Source records =
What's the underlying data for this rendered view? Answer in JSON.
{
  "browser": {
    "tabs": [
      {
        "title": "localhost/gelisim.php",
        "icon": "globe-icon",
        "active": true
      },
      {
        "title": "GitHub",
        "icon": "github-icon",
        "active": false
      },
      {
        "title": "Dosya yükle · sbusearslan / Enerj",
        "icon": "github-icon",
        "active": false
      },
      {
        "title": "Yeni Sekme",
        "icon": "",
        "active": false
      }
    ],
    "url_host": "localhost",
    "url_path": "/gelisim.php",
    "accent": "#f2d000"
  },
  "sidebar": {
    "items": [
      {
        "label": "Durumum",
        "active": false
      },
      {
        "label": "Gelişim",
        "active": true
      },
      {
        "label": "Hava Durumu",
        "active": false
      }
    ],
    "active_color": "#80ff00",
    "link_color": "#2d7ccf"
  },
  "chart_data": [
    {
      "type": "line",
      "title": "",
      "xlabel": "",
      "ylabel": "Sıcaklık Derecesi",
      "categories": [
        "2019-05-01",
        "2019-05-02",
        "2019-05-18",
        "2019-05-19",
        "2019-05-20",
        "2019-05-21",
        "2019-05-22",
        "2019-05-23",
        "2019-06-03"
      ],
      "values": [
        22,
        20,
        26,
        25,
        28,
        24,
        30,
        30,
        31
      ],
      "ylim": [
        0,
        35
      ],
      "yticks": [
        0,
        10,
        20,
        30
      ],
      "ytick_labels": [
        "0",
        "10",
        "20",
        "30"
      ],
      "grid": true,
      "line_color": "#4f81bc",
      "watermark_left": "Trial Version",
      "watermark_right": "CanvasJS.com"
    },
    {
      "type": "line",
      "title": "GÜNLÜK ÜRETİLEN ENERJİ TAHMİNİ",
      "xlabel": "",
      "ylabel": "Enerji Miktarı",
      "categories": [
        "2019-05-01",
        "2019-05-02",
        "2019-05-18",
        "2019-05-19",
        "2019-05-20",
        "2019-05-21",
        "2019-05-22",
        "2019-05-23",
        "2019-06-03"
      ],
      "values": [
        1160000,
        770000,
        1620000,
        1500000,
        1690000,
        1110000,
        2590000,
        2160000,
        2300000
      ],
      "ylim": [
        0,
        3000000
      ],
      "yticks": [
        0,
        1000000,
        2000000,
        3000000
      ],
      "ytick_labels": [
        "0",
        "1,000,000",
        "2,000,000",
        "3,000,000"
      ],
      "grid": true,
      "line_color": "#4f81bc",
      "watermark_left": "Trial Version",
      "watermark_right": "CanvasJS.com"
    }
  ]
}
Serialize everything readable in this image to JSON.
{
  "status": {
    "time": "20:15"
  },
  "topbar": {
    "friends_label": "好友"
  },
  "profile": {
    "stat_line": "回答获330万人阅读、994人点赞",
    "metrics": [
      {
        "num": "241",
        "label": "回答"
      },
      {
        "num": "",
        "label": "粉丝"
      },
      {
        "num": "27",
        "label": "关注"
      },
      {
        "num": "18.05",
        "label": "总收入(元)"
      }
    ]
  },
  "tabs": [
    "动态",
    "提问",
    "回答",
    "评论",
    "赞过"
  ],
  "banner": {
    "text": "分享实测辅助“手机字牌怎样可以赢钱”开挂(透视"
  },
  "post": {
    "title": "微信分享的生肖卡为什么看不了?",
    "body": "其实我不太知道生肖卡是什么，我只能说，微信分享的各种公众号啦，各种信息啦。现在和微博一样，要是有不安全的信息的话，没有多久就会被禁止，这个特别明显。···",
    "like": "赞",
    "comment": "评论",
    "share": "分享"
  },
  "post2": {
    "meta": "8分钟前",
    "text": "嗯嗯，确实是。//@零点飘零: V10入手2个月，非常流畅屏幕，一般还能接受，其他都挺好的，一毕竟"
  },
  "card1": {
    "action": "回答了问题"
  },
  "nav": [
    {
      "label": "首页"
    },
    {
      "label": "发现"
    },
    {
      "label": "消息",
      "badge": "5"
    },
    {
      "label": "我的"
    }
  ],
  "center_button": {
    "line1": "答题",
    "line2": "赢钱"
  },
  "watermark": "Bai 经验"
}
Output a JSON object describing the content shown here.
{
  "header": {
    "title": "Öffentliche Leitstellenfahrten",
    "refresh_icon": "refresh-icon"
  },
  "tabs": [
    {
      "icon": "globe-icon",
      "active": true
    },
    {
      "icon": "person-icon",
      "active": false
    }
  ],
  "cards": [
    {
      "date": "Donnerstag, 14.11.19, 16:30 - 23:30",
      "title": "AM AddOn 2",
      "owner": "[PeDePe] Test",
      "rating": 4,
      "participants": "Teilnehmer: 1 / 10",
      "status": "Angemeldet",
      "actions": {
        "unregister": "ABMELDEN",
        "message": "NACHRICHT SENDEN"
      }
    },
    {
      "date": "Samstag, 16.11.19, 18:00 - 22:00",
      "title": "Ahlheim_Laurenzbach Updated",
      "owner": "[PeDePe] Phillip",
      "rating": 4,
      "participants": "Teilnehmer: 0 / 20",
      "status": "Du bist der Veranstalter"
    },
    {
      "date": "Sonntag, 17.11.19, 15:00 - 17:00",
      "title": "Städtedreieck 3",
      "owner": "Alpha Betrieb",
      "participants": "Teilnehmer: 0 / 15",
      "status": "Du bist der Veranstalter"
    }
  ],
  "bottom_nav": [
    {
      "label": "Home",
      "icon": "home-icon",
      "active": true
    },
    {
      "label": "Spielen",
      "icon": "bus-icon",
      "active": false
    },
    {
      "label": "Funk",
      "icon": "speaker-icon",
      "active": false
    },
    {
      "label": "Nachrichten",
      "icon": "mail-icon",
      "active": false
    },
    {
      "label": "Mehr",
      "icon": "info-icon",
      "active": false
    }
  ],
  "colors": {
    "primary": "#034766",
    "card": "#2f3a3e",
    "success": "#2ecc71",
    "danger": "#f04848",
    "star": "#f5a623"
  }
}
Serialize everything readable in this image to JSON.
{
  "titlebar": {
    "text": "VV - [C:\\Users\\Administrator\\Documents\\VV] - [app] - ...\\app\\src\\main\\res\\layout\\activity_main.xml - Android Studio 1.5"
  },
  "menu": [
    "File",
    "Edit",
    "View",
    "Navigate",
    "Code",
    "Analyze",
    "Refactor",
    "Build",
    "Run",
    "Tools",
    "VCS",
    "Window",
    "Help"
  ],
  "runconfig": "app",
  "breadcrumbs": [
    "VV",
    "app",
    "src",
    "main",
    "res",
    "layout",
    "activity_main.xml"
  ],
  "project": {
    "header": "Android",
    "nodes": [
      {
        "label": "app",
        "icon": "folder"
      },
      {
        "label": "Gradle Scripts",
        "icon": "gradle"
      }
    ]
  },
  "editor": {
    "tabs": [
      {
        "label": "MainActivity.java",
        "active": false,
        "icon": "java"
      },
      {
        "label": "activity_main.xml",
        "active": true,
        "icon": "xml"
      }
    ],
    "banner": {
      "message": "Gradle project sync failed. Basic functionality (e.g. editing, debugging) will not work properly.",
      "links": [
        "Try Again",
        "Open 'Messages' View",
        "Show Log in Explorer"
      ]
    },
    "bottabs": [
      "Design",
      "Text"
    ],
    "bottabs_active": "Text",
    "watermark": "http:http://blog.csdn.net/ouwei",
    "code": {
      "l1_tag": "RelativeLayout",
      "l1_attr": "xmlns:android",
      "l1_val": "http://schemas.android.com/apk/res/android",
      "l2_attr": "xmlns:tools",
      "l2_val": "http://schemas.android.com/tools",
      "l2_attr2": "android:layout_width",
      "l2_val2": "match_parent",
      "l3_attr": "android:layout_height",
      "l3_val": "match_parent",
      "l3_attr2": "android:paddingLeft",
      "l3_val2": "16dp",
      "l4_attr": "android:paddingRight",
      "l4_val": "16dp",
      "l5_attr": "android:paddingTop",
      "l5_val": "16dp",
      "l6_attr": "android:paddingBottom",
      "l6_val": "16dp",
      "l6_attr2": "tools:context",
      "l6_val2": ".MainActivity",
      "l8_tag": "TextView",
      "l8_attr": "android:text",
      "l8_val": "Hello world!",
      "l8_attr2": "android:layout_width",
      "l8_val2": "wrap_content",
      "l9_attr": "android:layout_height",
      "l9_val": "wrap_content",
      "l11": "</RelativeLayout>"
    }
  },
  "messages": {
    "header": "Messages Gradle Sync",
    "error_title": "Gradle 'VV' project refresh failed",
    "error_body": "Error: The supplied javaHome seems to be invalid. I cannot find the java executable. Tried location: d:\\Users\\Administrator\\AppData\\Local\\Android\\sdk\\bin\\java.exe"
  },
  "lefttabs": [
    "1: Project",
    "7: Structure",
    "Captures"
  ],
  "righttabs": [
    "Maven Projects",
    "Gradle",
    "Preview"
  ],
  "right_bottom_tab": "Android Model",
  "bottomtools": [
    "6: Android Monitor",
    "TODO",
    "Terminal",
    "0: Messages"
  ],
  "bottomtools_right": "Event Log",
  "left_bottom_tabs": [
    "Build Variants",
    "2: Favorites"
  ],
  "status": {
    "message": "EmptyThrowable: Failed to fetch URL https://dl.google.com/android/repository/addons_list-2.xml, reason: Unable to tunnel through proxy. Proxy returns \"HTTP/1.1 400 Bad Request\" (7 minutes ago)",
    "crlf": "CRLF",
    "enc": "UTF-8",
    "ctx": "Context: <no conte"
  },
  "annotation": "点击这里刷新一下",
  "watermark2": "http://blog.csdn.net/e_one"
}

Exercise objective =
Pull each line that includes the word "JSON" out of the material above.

Answer for this exercise =
What's the underlying data for this rendered view? Answer in JSON.
Serialize everything readable in this image to JSON.
Output a JSON object describing the content shown here.
Serialize everything readable in this image to JSON.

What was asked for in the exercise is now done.